New Delhi:

A government-appointed task force headed by CBDT member Akhilesh Ranjan on August 19 submitted its report on the new Direct Tax Code, which seeks to replace the existing Income Tax Act. The details of the report, however, could not be known immediately.
The task force was assigned to draft direct tax laws in line with the norms prevalent in other countries, incorporating international best practices, and keeping in mind the economic needs of the country.


India has been following the philosophy of phasing out tax incentives, which complicate the law and lead to litigation, and of simultaneously reducing the tax rate so that businesses get the benefit of low tax incidence upfront.

The proposals in the draft code are aimed at bringing more certainty to taxation of personal and corporate income and capital gains, and at bringing the gist of numerous judicial pronouncements made since 1961, when the current tax law came into force, in one place for easy reference. It could improve ease of doing business and reduce the compliance burden as well as tax disputes.


The Finance Ministry in a tweet said, "Union Minister of Finance and Corporate Affairs Smt. @nsitharaman received the report submitted by Shri Akhilesh Ranjan, Convenor of the Task force constituted by the Government to draft New Direct Tax Law, in New Delhi today."


The government will release the report of the panel, led by Central Board of Direct Taxes (CBDT) member Akhilesh Ranjan, in the public domain for consultations after examining the recommendations. Income tax payers earning up to Rs 55 lakh per annum may end up with a major tax relief if recommendations to change the tax bracket and rebates are accepted, according to sources.the panel has pressed for a corporate tax cut for domestic and foreign firms to 25 per cent from 30 per cent for large companies and 40 per cent for overseas firms.

The capital gains tax regime, minimum alternate tax and dividend distribution tax have also been reviewed by the task force. The panel also favoured doing away with Dividend Distribution Tax by suggesting taxing dividends in the hands of shareholders.

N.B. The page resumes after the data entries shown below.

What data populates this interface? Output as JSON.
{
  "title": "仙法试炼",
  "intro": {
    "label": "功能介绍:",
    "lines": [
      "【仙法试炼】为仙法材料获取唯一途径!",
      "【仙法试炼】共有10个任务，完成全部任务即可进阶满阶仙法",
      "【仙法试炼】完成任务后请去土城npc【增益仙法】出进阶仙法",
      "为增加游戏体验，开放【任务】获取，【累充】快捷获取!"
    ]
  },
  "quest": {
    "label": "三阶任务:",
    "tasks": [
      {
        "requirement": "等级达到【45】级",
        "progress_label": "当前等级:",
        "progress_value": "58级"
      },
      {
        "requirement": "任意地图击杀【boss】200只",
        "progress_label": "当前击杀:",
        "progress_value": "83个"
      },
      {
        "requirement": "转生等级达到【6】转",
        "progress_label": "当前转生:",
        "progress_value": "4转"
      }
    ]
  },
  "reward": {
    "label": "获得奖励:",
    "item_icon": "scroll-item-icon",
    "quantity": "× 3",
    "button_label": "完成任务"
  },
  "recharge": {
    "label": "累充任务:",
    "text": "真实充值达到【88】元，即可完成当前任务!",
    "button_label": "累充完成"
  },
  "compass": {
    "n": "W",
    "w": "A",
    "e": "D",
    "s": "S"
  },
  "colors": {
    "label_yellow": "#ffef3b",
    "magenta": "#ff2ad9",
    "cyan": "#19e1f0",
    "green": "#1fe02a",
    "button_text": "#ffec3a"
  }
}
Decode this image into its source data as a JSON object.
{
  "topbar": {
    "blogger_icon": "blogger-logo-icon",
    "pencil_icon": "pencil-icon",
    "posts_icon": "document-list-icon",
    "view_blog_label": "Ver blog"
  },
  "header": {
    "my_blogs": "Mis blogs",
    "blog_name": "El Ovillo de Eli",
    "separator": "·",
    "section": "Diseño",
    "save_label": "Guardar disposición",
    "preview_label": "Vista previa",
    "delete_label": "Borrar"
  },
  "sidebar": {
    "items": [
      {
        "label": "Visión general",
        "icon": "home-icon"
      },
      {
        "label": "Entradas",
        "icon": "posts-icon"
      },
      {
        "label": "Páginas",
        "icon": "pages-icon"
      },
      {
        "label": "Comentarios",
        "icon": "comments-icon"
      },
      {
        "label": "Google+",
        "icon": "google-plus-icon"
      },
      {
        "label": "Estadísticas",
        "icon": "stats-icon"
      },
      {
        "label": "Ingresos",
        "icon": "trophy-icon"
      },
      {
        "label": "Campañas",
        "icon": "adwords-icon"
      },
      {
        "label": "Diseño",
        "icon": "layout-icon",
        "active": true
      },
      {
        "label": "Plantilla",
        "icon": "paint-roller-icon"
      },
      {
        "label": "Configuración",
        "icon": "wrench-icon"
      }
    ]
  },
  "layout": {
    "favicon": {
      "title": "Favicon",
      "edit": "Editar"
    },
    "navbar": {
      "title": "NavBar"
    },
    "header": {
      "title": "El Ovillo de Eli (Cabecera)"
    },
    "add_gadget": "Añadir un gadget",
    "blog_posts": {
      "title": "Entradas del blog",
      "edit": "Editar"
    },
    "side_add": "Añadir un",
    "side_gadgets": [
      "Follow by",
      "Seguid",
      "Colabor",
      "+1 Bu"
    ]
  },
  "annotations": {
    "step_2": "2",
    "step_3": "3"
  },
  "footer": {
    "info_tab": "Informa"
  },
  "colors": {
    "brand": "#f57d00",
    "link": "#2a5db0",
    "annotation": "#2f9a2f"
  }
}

However, details of specific recommendations on these were not known. 

The task force suggested replacing the concept of assessing officer with assessment units, besides faceless scrutiny of cases picked through centrally and randomly allotted mechanism. Aimed at reducing tax litigation, the panel recommended the concept of mediation between taxpayer and the CBDT. Taxpayers may be allowed to opt for a negotiated settlement before a Collegium of Commissioners once they receive the draft order, according to sources. 

Other members of the task force include Girish Ahuja (chartered accountant), Rajiv Memani (Chairman and Regional Managing Partner of EY), Mukesh Patel (Practicing Tax Advocate), Mansi Kedia (Consultant, ICRIER) and G C Srivastava (retired IRS and Advocate). Prime Minister Narendra Modi, during the annual conference of tax officers in September 2017, had observed that the Income-Tax Act, 1961, was drafted more than 50 years ago and it needs to be redrafted.

The panel was initially supposed to submit its report to the government, within six months, by May 22, 2018, which was further extended till August 22. Following Arbind Modi's retirement on September 30, 2018, Akhilesh Ranjan-led panel was tasked to submit report by February 28, 2019. It was then extended till May 31.